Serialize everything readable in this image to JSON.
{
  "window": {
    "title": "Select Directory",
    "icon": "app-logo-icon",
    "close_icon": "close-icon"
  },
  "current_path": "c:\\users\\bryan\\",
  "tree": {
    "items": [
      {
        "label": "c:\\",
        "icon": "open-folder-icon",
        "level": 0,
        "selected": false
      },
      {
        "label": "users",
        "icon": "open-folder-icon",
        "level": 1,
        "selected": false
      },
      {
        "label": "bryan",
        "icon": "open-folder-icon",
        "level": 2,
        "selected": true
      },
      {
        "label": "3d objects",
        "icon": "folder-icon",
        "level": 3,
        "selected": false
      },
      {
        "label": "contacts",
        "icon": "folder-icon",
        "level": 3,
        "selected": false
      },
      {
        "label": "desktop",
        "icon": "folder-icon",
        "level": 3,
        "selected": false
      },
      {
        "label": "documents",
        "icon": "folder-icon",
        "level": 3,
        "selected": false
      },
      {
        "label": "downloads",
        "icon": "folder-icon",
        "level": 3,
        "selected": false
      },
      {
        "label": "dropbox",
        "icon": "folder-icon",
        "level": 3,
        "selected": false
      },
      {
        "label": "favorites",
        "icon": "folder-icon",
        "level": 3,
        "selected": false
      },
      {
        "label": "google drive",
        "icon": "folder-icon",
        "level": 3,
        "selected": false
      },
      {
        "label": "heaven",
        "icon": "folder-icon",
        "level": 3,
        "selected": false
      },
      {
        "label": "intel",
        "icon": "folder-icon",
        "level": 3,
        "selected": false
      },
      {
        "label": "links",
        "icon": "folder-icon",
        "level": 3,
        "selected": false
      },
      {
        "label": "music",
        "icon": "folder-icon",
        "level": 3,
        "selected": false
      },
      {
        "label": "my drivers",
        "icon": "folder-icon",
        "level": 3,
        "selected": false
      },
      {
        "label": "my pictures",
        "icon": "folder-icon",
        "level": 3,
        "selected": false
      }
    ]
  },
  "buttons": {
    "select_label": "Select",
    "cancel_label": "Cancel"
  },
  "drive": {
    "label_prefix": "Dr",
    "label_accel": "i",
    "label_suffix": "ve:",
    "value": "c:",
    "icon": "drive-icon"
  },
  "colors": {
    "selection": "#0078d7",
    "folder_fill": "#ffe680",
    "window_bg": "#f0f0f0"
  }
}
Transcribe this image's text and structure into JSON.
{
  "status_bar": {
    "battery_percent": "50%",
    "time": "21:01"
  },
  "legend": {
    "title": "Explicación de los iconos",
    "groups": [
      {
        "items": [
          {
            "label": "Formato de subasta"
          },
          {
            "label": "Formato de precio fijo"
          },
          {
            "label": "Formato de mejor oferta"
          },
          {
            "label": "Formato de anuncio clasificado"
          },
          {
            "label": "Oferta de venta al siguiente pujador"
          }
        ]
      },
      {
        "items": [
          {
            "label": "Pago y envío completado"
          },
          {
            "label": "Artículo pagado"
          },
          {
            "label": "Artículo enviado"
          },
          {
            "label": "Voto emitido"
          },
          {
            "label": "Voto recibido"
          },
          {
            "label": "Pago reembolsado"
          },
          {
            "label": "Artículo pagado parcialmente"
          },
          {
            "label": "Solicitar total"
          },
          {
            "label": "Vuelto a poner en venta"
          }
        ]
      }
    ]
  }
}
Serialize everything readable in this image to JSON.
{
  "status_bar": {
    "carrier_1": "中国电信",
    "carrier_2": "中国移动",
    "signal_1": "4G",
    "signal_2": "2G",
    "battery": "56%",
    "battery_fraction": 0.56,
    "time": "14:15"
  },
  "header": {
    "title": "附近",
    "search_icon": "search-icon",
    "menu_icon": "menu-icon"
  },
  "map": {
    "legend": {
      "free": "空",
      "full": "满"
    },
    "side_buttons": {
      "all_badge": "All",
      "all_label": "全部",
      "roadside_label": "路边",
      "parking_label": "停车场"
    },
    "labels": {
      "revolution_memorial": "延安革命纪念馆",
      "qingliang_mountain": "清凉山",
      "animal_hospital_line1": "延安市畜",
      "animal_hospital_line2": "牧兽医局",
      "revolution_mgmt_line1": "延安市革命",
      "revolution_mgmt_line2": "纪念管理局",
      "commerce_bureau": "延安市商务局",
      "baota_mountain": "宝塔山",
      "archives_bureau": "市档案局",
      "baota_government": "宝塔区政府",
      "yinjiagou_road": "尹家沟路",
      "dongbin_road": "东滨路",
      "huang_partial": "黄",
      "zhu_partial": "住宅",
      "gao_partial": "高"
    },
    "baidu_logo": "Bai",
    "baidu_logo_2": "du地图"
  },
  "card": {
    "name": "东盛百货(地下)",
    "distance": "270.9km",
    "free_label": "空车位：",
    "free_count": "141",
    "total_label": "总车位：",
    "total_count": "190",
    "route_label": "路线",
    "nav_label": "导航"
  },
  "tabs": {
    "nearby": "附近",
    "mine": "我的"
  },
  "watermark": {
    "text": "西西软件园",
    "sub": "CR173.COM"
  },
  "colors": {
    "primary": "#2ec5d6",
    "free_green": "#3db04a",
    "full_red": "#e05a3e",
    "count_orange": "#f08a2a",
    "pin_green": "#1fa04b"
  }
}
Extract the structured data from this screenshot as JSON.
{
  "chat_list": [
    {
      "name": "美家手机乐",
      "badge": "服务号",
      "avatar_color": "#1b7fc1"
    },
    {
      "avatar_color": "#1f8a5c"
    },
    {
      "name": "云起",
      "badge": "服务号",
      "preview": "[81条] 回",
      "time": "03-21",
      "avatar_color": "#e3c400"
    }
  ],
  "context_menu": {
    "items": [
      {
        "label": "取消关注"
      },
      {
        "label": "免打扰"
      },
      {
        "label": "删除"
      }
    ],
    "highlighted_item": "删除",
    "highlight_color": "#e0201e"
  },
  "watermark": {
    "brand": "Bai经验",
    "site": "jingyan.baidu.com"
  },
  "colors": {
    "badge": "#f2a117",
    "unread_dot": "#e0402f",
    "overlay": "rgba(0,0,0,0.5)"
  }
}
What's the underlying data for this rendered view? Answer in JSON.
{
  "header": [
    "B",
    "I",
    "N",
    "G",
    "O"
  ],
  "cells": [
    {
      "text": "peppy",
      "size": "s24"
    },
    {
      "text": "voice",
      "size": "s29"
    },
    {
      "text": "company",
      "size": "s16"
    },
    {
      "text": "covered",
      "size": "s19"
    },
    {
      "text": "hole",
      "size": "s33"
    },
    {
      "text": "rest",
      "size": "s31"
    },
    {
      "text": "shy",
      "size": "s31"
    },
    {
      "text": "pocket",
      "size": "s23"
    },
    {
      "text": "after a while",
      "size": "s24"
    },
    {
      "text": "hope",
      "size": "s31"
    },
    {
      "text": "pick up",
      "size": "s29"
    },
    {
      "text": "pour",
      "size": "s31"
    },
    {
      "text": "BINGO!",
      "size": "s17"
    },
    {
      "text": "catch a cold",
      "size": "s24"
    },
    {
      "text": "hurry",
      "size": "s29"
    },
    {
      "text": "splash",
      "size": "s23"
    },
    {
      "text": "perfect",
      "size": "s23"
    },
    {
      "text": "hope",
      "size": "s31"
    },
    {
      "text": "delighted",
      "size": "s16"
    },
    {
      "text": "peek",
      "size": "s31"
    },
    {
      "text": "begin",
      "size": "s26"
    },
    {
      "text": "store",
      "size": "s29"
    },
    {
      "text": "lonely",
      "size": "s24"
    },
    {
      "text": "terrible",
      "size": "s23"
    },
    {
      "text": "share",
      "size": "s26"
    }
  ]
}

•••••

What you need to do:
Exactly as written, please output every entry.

Solution for this problem:
Serialize everything readable in this image to JSON.
{
  "window": {
    "title": "Select Directory",
    "icon": "app-logo-icon",
    "close_icon": "close-icon"
  },
  "current_path": "c:\\users\\bryan\\",
  "tree": {
    "items": [
      {
        "label": "c:\\",
        "icon": "open-folder-icon",
        "level": 0,
        "selected": false
      },
      {
        "label": "users",
        "icon": "open-folder-icon",
        "level": 1,
        "selected": false
      },
      {
        "label": "bryan",
        "icon": "open-folder-icon",
        "level": 2,
        "selected": true
      },
      {
        "label": "3d objects",
        "icon": "folder-icon",
        "level": 3,
        "selected": false
      },
      {
        "label": "contacts",
        "icon": "folder-icon",
        "level": 3,
        "selected": false
      },
      {
        "label": "desktop",
        "icon": "folder-icon",
        "level": 3,
        "selected": false
      },
      {
        "label": "documents",
        "icon": "folder-icon",
        "level": 3,
        "selected": false
      },
      {
        "label": "downloads",
        "icon": "folder-icon",
        "level": 3,
        "selected": false
      },
      {
        "label": "dropbox",
        "icon": "folder-icon",
        "level": 3,
        "selected": false
      },
      {
        "label": "favorites",
        "icon": "folder-icon",
        "level": 3,
        "selected": false
      },
      {
        "label": "google drive",
        "icon": "folder-icon",
        "level": 3,
        "selected": false
      },
      {
        "label": "heaven",
        "icon": "folder-icon",
        "level": 3,
        "selected": false
      },
      {
        "label": "intel",
        "icon": "folder-icon",
        "level": 3,
        "selected": false
      },
      {
        "label": "links",
        "icon": "folder-icon",
        "level": 3,
        "selected": false
      },
      {
        "label": "music",
        "icon": "folder-icon",
        "level": 3,
        "selected": false
      },
      {
        "label": "my drivers",
        "icon": "folder-icon",
        "level": 3,
        "selected": false
      },
      {
        "label": "my pictures",
        "icon": "folder-icon",
        "level": 3,
        "selected": false
      }
    ]
  },
  "buttons": {
    "select_label": "Select",
    "cancel_label": "Cancel"
  },
  "drive": {
    "label_prefix": "Dr",
    "label_accel": "i",
    "label_suffix": "ve:",
    "value": "c:",
    "icon": "drive-icon"
  },
  "colors": {
    "selection": "#0078d7",
    "folder_fill": "#ffe680",
    "window_bg": "#f0f0f0"
  }
}
Transcribe this image's text and structure into JSON.
{
  "status_bar": {
    "battery_percent": "50%",
    "time": "21:01"
  },
  "legend": {
    "title": "Explicación de los iconos",
    "groups": [
      {
        "items": [
          {
            "label": "Formato de subasta"
          },
          {
            "label": "Formato de precio fijo"
          },
          {
            "label": "Formato de mejor oferta"
          },
          {
            "label": "Formato de anuncio clasificado"
          },
          {
            "label": "Oferta de venta al siguiente pujador"
          }
        ]
      },
      {
        "items": [
          {
            "label": "Pago y envío completado"
          },
          {
            "label": "Artículo pagado"
          },
          {
            "label": "Artículo enviado"
          },
          {
            "label": "Voto emitido"
          },
          {
            "label": "Voto recibido"
          },
          {
            "label": "Pago reembolsado"
          },
          {
            "label": "Artículo pagado parcialmente"
          },
          {
            "label": "Solicitar total"
          },
          {
            "label": "Vuelto a poner en venta"
          }
        ]
      }
    ]
  }
}
Serialize everything readable in this image to JSON.
{
  "status_bar": {
    "carrier_1": "中国电信",
    "carrier_2": "中国移动",
    "signal_1": "4G",
    "signal_2": "2G",
    "battery": "56%",
    "battery_fraction": 0.56,
    "time": "14:15"
  },
  "header": {
    "title": "附近",
    "search_icon": "search-icon",
    "menu_icon": "menu-icon"
  },
  "map": {
    "legend": {
      "free": "空",
      "full": "满"
    },
    "side_buttons": {
      "all_badge": "All",
      "all_label": "全部",
      "roadside_label": "路边",
      "parking_label": "停车场"
    },
    "labels": {
      "revolution_memorial": "延安革命纪念馆",
      "qingliang_mountain": "清凉山",
      "animal_hospital_line1": "延安市畜",
      "animal_hospital_line2": "牧兽医局",
      "revolution_mgmt_line1": "延安市革命",
      "revolution_mgmt_line2": "纪念管理局",
      "commerce_bureau": "延安市商务局",
      "baota_mountain": "宝塔山",
      "archives_bureau": "市档案局",
      "baota_government": "宝塔区政府",
      "yinjiagou_road": "尹家沟路",
      "dongbin_road": "东滨路",
      "huang_partial": "黄",
      "zhu_partial": "住宅",
      "gao_partial": "高"
    },
    "baidu_logo": "Bai",
    "baidu_logo_2": "du地图"
  },
  "card": {
    "name": "东盛百货(地下)",
    "distance": "270.9km",
    "free_label": "空车位：",
    "free_count": "141",
    "total_label": "总车位：",
    "total_count": "190",
    "route_label": "路线",
    "nav_label": "导航"
  },
  "tabs": {
    "nearby": "附近",
    "mine": "我的"
  },
  "watermark": {
    "text": "西西软件园",
    "sub": "CR173.COM"
  },
  "colors": {
    "primary": "#2ec5d6",
    "free_green": "#3db04a",
    "full_red": "#e05a3e",
    "count_orange": "#f08a2a",
    "pin_green": "#1fa04b"
  }
}
Extract the structured data from this screenshot as JSON.
{
  "chat_list": [
    {
      "name": "美家手机乐",
      "badge": "服务号",
      "avatar_color": "#1b7fc1"
    },
    {
      "avatar_color": "#1f8a5c"
    },
    {
      "name": "云起",
      "badge": "服务号",
      "preview": "[81条] 回",
      "time": "03-21",
      "avatar_color": "#e3c400"
    }
  ],
  "context_menu": {
    "items": [
      {
        "label": "取消关注"
      },
      {
        "label": "免打扰"
      },
      {
        "label": "删除"
      }
    ],
    "highlighted_item": "删除",
    "highlight_color": "#e0201e"
  },
  "watermark": {
    "brand": "Bai经验",
    "site": "jingyan.baidu.com"
  },
  "colors": {
    "badge": "#f2a117",
    "unread_dot": "#e0402f",
    "overlay": "rgba(0,0,0,0.5)"
  }
}
What's the underlying data for this rendered view? Answer in JSON.
{
  "header": [
    "B",
    "I",
    "N",
    "G",
    "O"
  ],
  "cells": [
    {
      "text": "peppy",
      "size": "s24"
    },
    {
      "text": "voice",
      "size": "s29"
    },
    {
      "text": "company",
      "size": "s16"
    },
    {
      "text": "covered",
      "size": "s19"
    },
    {
      "text": "hole",
      "size": "s33"
    },
    {
      "text": "rest",
      "size": "s31"
    },
    {
      "text": "shy",
      "size": "s31"
    },
    {
      "text": "pocket",
      "size": "s23"
    },
    {
      "text": "after a while",
      "size": "s24"
    },
    {
      "text": "hope",
      "size": "s31"
    },
    {
      "text": "pick up",
      "size": "s29"
    },
    {
      "text": "pour",
      "size": "s31"
    },
    {
      "text": "BINGO!",
      "size": "s17"
    },
    {
      "text": "catch a cold",
      "size": "s24"
    },
    {
      "text": "hurry",
      "size": "s29"
    },
    {
      "text": "splash",
      "size": "s23"
    },
    {
      "text": "perfect",
      "size": "s23"
    },
    {
      "text": "hope",
      "size": "s31"
    },
    {
      "text": "delighted",
      "size": "s16"
    },
    {
      "text": "peek",
      "size": "s31"
    },
    {
      "text": "begin",
      "size": "s26"
    },
    {
      "text": "store",
      "size": "s29"
    },
    {
      "text": "lonely",
      "size": "s24"
    },
    {
      "text": "terrible",
      "size": "s23"
    },
    {
      "text": "share",
      "size": "s26"
    }
  ]
}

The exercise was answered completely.